Yami born at Walyatjata (Wallatinna) in the north of South Australia. When he was 10, he was caught in a fallout cloud from the Maralinga nuclear tests, known by the local community as the Black Mist. Soon after he began losing his vision.
Yami and Lucy married in 1966 in the Grote Street Church of Christ. They had three children, Leroy, Rosemary and Karina. In 1970, Yami responded to a job to work with the Uniting Church in Alice Springs as an interpreter and this began a long ministry for Yami and Lucy in both the APY Lands and Alice Springs with the late Rev Jim Downing and the Institute for Aboriginal Development (IAD).
In 1981, Lucy and ex-President Dr Deidre Palmer were joint delegates at the World Federation of Methodist Women in Hawaii.
Lucy was also a great support to her daughters, Rose (now deceased) and Karina, in their fight against nuclear dump sites in South Australia.
Many others across the UCA and UAICC paid tribute to Aunty Lucy this week. Synod of South Australia Moderator Bronte Wilson celebrated Aunty Lucy’s work as an artist.
“Her artwork is an enduring reminder of her giftedness in expressing her faith and culture in meaningful ways,” he said.
UAICC SA Resource Officer and National Admin Assistant Ian Dempster paid tribute to Aunty Lucy as a role model, mentor and great encourager for emerging First Nation women leaders, particularly in developing their ministry and leadership skills.
“I first met Aunty Lucy in the mid 2000s when she was living at Port Augusta and was a member of both the Uniting Church and the Congress church. It was here she became a mentor for Aunty Denise, now Rev Dr Denise Champion,” recalled Ian.
“Some years later Aunty Lucy travelled with us to Putatja to an Anangu Women’s Camp at which Aunty Denise and Rev Helen Richmond were speaking. This was a precious time. It was great travelling with Aunty Lucy on the lands as she not only knew the languages, but everyone knew who she was.”
Ian also remembers the first time he saw Aunty Lucy’s artwork – a painting depicting the Last Supper in bush country. Lucy presented the work to Rev Ken Sumner at NCYC 2005 in Gawler. The artwork now hangs at Yarthu Apinthi, Uniting College, in Adelaide, and features in the Bible Society book of First People’s art, Our Mob, God’s Story.
“Lucy participated in the laying on of hands at Denise’s ordination and gave her a beautiful painting. More recently, Lucy gave a painting of a cross to Julia Lennon when she was commissioned as a Bush Chaplain, the first and only Aboriginal woman in this ministry with and through Frontier Services.”
Aunty Rev Dr Denise Champion also recalled Aunty Lucy’s deep love of her heart languages.

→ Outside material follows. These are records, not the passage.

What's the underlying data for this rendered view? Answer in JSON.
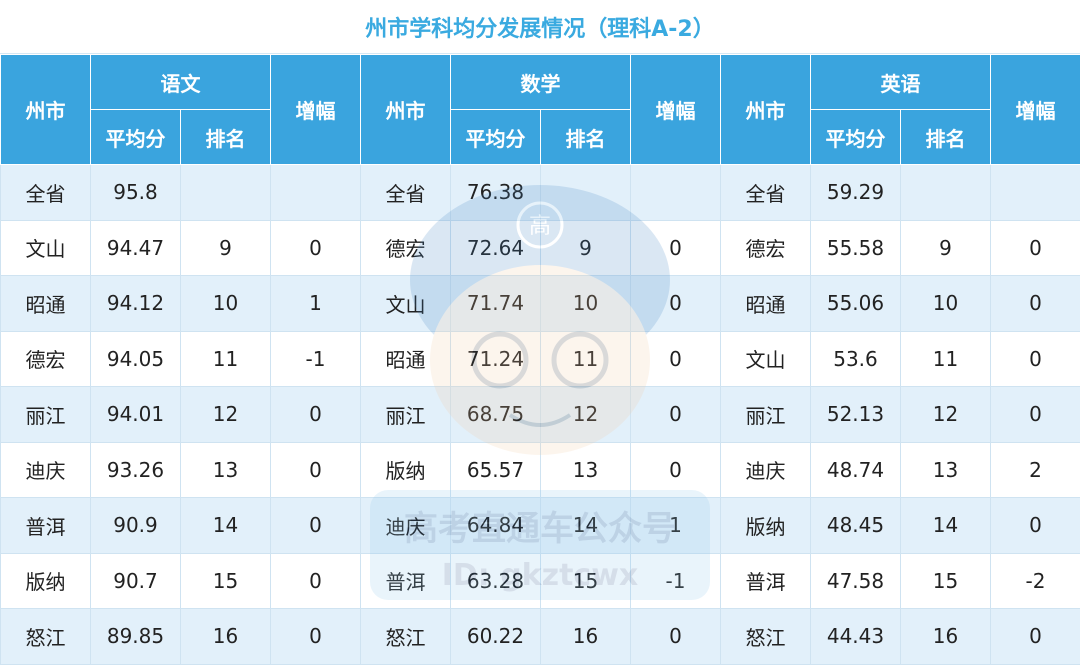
{
  "title": "州市学科均分发展情况（理科A-2）",
  "colors": {
    "header_bg": "#3aa4de",
    "title_text": "#3aaae0",
    "alt_row": "#e2f0fa"
  },
  "header": {
    "city": "州市",
    "subjects": [
      "语文",
      "数学",
      "英语"
    ],
    "avg": "平均分",
    "rank": "排名",
    "change": "增幅"
  },
  "watermark": {
    "char": "高",
    "line1": "高考直通车公众号",
    "line2": "ID: gkztcwx"
  },
  "rows": [
    [
      [
        "全省",
        "95.8",
        "",
        ""
      ],
      [
        "全省",
        "76.38",
        "",
        ""
      ],
      [
        "全省",
        "59.29",
        "",
        ""
      ]
    ],
    [
      [
        "文山",
        "94.47",
        "9",
        "0"
      ],
      [
        "德宏",
        "72.64",
        "9",
        "0"
      ],
      [
        "德宏",
        "55.58",
        "9",
        "0"
      ]
    ],
    [
      [
        "昭通",
        "94.12",
        "10",
        "1"
      ],
      [
        "文山",
        "71.74",
        "10",
        "0"
      ],
      [
        "昭通",
        "55.06",
        "10",
        "0"
      ]
    ],
    [
      [
        "德宏",
        "94.05",
        "11",
        "-1"
      ],
      [
        "昭通",
        "71.24",
        "11",
        "0"
      ],
      [
        "文山",
        "53.6",
        "11",
        "0"
      ]
    ],
    [
      [
        "丽江",
        "94.01",
        "12",
        "0"
      ],
      [
        "丽江",
        "68.75",
        "12",
        "0"
      ],
      [
        "丽江",
        "52.13",
        "12",
        "0"
      ]
    ],
    [
      [
        "迪庆",
        "93.26",
        "13",
        "0"
      ],
      [
        "版纳",
        "65.57",
        "13",
        "0"
      ],
      [
        "迪庆",
        "48.74",
        "13",
        "2"
      ]
    ],
    [
      [
        "普洱",
        "90.9",
        "14",
        "0"
      ],
      [
        "迪庆",
        "64.84",
        "14",
        "1"
      ],
      [
        "版纳",
        "48.45",
        "14",
        "0"
      ]
    ],
    [
      [
        "版纳",
        "90.7",
        "15",
        "0"
      ],
      [
        "普洱",
        "63.28",
        "15",
        "-1"
      ],
      [
        "普洱",
        "47.58",
        "15",
        "-2"
      ]
    ],
    [
      [
        "怒江",
        "89.85",
        "16",
        "0"
      ],
      [
        "怒江",
        "60.22",
        "16",
        "0"
      ],
      [
        "怒江",
        "44.43",
        "16",
        "0"
      ]
    ]
  ]
}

“Lucy had a real love and passion for language, and her Yunkunytjatjara language. She always taught with deep wisdom and knowledge and used her language to do that.”
Paul Eckert, formerly of the Bible Society, said, “Aunty Lucy was always a great support for Bible translation work.” Currently the Old Testament is being translated into Pitjantjatjara.
Aunty Lucy is survived by her children Leroy and Karina and 11 grandchildren. Her funeral will be held at Finke in the Northern Territory on Thursday 2 September, after a memorial on the previous evening.
We thank God for the blessing of Aunty Lucy and offer our deepest sympathies to Aunty Lucy’s family and community at this time.
Credit: Material drawn from a story on Aunty Lucy in the newsletter of the Anglican Parish of Plympton as told to Harold Bates-Brownsword
Images: Aunty Lucy with daughter Karina and (right) Aunty Lucy Waniwa Lester's artwork The Last Supper.
Supplied by Karina Lester and the Bible Society.